This week, our cohort started off by discussing equity in schools, more specifically, equity in science education. We talked about how rural and urban schools don’t always receive a lot of resources or good teachers. We talked about how some teachers hold low expectations for these kids. There’s an unspoken agreement in the community that to succeed in a rural area you have to leave it. In urban schools, science is often seen as a “white subject”, and to do well and be interested in that is to abandon minority culture.
I find all this to be very sad because I find that science is unique in the fact that everyone, no matter their background and experience, has something that they can bring to the table. Every human, at some point in their life, has wondered about something. What are stars made of? How do cars work? Why do people fart? And this is why science has the potential to be a great equalizer. Rural kids might bring their interest and background in hunting. Urban kids might want to create a community garden. And suburban kids…well I’m sure there’s plenty of stuff they’re interested in. Point is, there is value in the background kids have and the things they are interested in, and it is worth it to bring those interests into science education.
After our passionate discussion about equity, we moved on to concept mapping. To be able to map out a subject or concept is to know it intimately. You must be able to pull out the “big ideas” and find their natural flow. You must be able to describe how each idea relates to each other and find those mechanisms. The reason we were practicing this was because concept mapping is an excellent way to begin planning out units. We practiced first with a geology unit and found that each of us had different ways of looking at connections. We also found that in working out connections, there’s often a topic that lingers in the background of lessons that turns out to be integral to holding the unit together. We also found that concept mapping is great for planning essays. Try it!
This week was very special in that the majority of us started our high school placements. I am sure that these will be the topic of many blogs in the future, so I won’t spend too much time talking about them, but I did compile a few blurbs from the cohort:
“So far I have been observing my students and writing down a seating chart for each class to start remembering names. I have helped answer questions and assist in lab. I’m nervous I’m not going to remember anyone’s name and I’m a little nervous to have full control of the classroom, but by the time the time comes, I will hopefully be comfortable.” -Sydney
“I’ve been circulating around the room to help students through class activities and worksheets. I’ve also been grading (exit tickets, specifically). Today was real funny because my CT wanted me to test the conductivity lab they’re doing next week and it didn’t work, so my new task is to get it to work tomorrow when I get there! He let me see 3 other science teachers (2 chem, 1 physics) to see how other teachers run their warm-ups, lessons, etc. I’m also nervous to take over the class fully, but I think once I get to know the kids a little bit better I’ll feel more comfortable. I’m also conflicted about my role as a student teacher – there are times when things happen (students resisting to leave when being called out of class by the VP, for example) and I have to deal with these situations in ways that are incongruent with what I would do, but that will come with having my own classroom I guess.” -James
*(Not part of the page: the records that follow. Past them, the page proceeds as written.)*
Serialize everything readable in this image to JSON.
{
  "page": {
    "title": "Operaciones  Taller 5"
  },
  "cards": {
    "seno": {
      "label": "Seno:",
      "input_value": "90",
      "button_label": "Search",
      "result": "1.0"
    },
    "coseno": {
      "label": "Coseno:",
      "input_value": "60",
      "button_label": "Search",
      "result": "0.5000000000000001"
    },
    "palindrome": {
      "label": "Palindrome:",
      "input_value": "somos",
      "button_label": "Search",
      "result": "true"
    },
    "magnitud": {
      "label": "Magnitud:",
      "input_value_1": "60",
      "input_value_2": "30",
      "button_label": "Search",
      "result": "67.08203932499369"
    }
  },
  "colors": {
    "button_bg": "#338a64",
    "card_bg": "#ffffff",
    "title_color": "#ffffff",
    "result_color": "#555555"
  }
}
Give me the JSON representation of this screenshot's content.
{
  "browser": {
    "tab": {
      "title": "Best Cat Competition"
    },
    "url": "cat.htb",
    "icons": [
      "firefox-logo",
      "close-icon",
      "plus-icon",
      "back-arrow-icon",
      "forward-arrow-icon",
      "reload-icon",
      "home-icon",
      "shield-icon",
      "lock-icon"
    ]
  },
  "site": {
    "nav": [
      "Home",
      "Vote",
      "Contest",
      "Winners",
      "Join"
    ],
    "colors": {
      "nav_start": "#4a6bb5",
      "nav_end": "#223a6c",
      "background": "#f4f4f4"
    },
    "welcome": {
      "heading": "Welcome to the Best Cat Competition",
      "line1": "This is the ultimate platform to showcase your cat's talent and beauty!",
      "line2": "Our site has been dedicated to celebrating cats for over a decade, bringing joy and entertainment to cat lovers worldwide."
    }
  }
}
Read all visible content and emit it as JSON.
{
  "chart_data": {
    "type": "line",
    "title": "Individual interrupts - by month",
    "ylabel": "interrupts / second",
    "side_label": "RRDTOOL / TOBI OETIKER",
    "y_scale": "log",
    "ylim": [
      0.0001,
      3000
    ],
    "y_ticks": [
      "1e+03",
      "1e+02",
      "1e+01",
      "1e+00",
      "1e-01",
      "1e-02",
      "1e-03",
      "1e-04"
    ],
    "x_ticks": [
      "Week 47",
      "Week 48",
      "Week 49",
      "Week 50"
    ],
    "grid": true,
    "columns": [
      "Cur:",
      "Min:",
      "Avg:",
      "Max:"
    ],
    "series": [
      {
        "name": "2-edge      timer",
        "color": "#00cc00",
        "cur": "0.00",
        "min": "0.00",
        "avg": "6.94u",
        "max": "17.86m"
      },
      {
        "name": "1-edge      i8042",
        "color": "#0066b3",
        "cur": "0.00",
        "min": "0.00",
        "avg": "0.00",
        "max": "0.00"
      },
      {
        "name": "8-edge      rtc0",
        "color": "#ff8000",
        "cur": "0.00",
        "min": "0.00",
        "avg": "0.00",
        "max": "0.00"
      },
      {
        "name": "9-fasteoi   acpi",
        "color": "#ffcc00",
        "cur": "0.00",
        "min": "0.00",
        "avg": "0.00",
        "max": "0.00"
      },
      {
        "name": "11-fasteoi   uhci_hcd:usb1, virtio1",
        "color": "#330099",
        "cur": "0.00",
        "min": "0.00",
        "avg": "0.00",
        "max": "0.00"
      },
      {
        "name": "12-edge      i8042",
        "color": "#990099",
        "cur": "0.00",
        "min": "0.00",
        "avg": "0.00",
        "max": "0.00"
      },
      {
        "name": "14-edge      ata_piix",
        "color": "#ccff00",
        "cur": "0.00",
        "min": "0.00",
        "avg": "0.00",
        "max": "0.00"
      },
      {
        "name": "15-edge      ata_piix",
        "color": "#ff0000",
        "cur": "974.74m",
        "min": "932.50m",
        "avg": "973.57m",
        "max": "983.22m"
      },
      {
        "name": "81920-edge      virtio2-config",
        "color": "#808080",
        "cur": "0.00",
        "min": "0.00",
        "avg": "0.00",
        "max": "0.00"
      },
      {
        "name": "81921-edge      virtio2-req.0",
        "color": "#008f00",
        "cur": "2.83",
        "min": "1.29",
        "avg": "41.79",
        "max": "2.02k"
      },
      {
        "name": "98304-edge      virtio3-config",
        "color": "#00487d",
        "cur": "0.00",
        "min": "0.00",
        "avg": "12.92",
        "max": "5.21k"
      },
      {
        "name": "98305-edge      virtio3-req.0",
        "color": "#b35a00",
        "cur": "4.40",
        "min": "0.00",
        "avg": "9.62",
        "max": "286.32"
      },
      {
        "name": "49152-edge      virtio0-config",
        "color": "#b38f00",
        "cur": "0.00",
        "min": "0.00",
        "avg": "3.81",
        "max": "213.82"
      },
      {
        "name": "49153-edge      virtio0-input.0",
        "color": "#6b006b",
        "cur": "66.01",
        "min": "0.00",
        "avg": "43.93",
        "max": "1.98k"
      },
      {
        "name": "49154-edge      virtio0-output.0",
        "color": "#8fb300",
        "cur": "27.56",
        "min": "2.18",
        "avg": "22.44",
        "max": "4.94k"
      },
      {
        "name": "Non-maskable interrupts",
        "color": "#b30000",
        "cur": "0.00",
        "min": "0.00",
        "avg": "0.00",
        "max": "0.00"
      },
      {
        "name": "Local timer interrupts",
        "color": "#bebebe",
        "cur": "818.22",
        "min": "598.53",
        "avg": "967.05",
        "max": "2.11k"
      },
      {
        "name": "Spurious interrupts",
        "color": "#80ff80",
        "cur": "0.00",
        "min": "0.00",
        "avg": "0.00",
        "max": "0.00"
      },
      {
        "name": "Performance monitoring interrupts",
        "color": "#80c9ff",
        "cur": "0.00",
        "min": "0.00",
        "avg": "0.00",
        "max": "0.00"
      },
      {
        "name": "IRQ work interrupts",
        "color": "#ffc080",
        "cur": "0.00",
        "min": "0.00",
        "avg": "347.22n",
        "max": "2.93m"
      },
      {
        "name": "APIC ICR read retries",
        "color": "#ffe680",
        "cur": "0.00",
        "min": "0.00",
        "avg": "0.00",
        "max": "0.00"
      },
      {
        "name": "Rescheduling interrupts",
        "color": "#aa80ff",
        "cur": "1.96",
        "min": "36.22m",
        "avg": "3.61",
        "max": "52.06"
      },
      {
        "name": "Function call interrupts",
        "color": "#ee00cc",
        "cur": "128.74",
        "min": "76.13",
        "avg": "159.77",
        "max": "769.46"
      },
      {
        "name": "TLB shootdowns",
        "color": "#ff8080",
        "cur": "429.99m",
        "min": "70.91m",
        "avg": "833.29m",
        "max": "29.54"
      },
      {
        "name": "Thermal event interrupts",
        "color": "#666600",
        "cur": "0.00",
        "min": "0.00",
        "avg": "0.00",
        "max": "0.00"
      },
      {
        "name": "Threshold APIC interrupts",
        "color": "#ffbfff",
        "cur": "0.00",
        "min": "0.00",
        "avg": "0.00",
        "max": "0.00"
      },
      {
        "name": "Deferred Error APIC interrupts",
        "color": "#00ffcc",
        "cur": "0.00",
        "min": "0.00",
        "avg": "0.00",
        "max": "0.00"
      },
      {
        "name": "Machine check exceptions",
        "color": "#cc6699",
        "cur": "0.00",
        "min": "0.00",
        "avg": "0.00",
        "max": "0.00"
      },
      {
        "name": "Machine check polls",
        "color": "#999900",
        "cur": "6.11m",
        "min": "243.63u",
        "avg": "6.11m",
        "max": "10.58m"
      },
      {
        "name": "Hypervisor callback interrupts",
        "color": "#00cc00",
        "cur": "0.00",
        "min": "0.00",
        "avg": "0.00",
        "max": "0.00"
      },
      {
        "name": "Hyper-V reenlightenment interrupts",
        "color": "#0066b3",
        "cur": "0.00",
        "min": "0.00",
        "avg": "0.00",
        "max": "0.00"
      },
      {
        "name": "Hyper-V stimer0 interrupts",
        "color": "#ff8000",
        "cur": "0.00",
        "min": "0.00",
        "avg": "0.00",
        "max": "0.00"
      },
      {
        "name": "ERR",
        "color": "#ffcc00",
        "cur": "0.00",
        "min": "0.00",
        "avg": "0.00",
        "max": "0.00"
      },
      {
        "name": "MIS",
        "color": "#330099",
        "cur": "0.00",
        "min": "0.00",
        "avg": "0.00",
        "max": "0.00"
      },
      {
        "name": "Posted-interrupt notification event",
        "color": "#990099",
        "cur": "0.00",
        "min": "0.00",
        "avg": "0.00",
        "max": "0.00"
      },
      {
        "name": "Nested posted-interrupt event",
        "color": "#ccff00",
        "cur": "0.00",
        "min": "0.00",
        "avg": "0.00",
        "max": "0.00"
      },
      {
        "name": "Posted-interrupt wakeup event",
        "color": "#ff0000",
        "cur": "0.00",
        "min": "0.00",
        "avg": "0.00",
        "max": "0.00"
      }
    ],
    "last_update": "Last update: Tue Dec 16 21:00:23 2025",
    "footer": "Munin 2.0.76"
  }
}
“I’ve been observing, helping students, and grading labs. On Thursday, I got to run the afternoon classes while my CT was out, which was fun (and scary). I’ve learned the names of everyone in one period, and working on names in the others. My CT has been great about asking for my input during class and while planning, which I appreciate. Next week, I’ll be proctoring a test on a day when my CT can’t be there. I’ve also been told that I can run the Regent class’s acid rain labs when the time comes. Exciting!” -Kaitlin
Olivia wrote a lot about her first week on her blog already, so check that out. She had a very interesting field trip.
Good luck to everyone in their continued placements!
*References from our equity discussion if you’re interested:
Avery, L. M. (2013). Rural science education: Valuing local knowledge. Theory Into Practice, 52(1), 28-35.
Barton, A. C., & Yang, K. (2000). The culture of power and science education: Learning from Miguel. Journal of Research in Science Teaching, 37(8), 871-889.
Ladson-Billings, G. (2012). I used to love science… and then I went to science: The challenge of school science in urban schools. In J. Settlage, & S. Southerland (Eds.), Teaching science to every child: Using culture as a starting point (pp. 13-19). New York, NY: Routledge.